(Extracted records)
- - -

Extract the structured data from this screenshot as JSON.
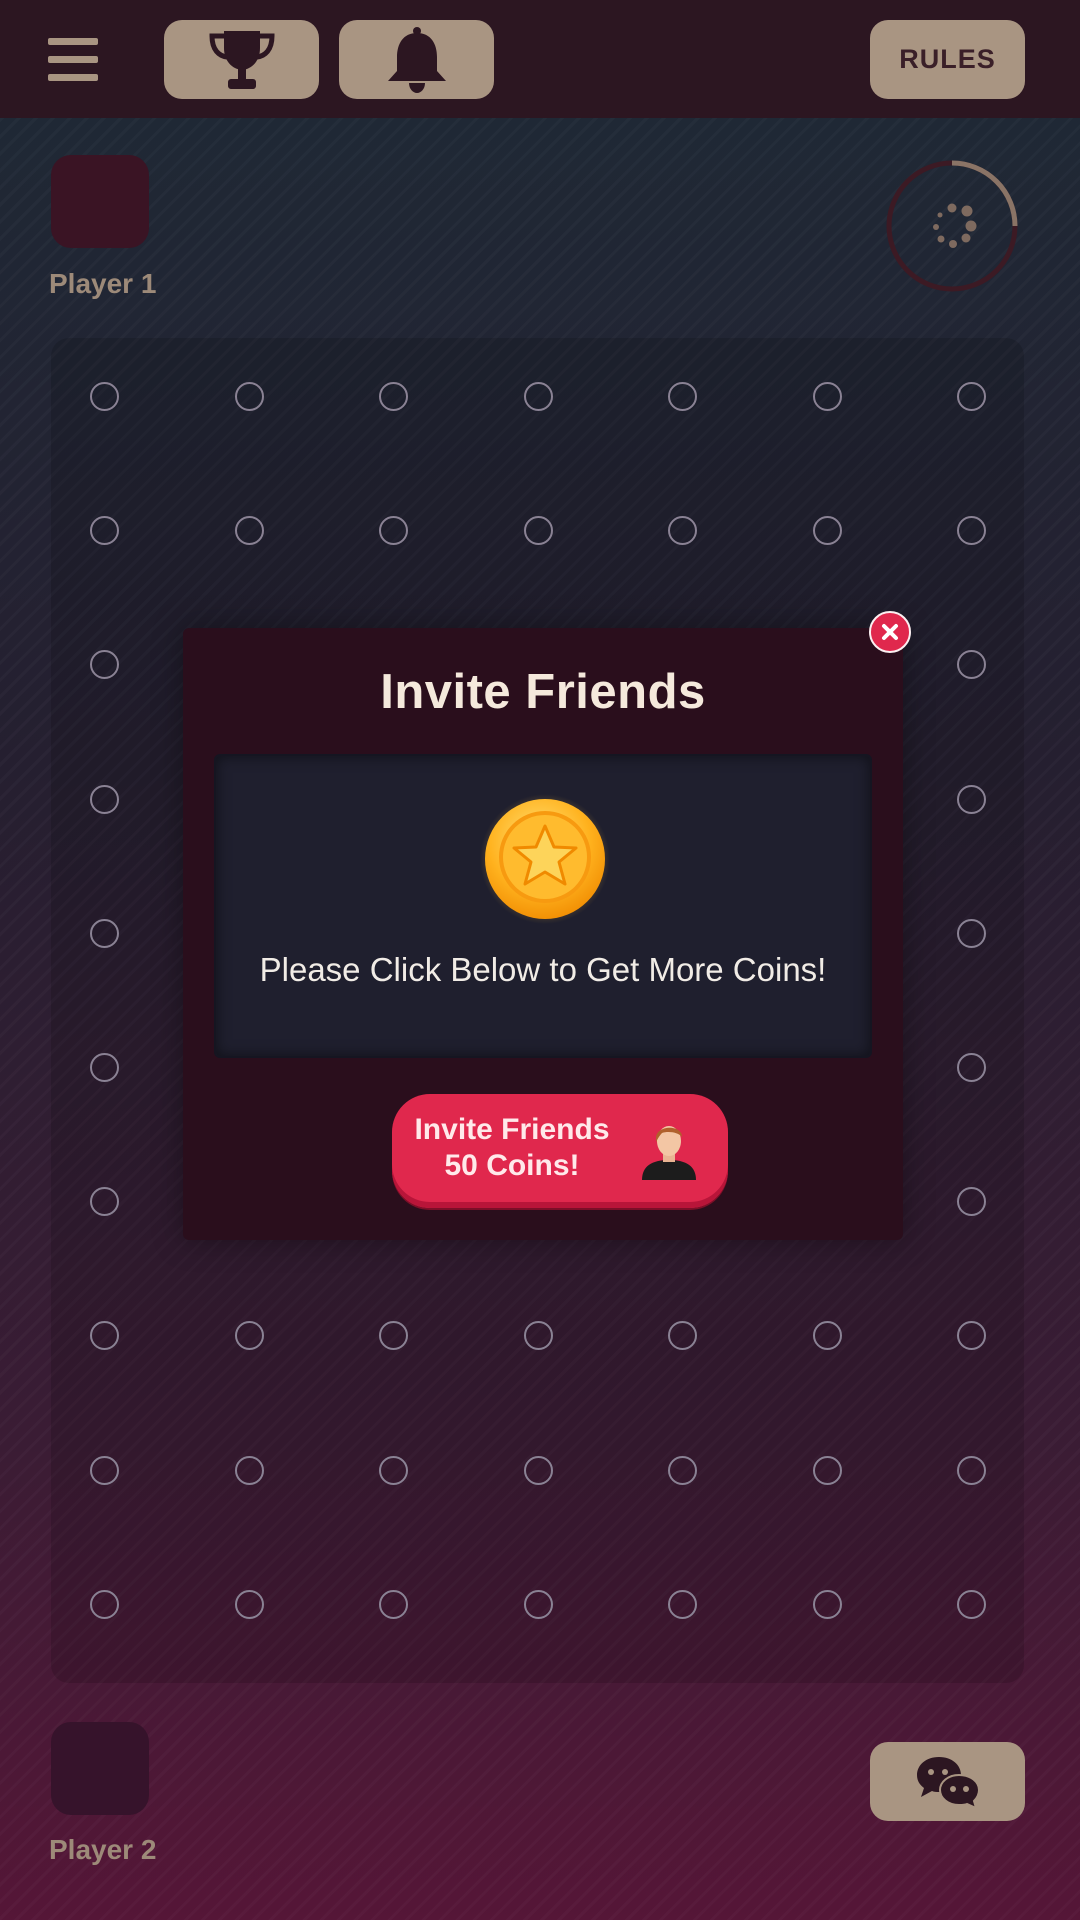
{
  "header": {
    "menu_icon": "hamburger-menu-icon",
    "trophy_icon": "trophy-icon",
    "bell_icon": "bell-icon",
    "rules_label": "RULES",
    "button_color": "#a99582"
  },
  "players": {
    "player1": {
      "name": "Player 1"
    },
    "player2": {
      "name": "Player 2"
    }
  },
  "timer": {
    "icon": "loading-spinner-icon"
  },
  "board": {
    "rows": 10,
    "columns": 7,
    "dot_icon": "empty-dot-icon"
  },
  "modal": {
    "title": "Invite Friends",
    "coin_icon": "gold-star-coin-icon",
    "message": "Please Click Below to Get More Coins!",
    "button_line1": "Invite Friends",
    "button_line2": "50 Coins!",
    "button_icon": "person-avatar-icon",
    "close_icon": "close-x-icon",
    "accent_color": "#e0284d"
  },
  "chat": {
    "icon": "chat-bubbles-icon"
  }
}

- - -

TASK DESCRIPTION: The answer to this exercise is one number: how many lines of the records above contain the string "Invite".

TASK OUTPUT: 2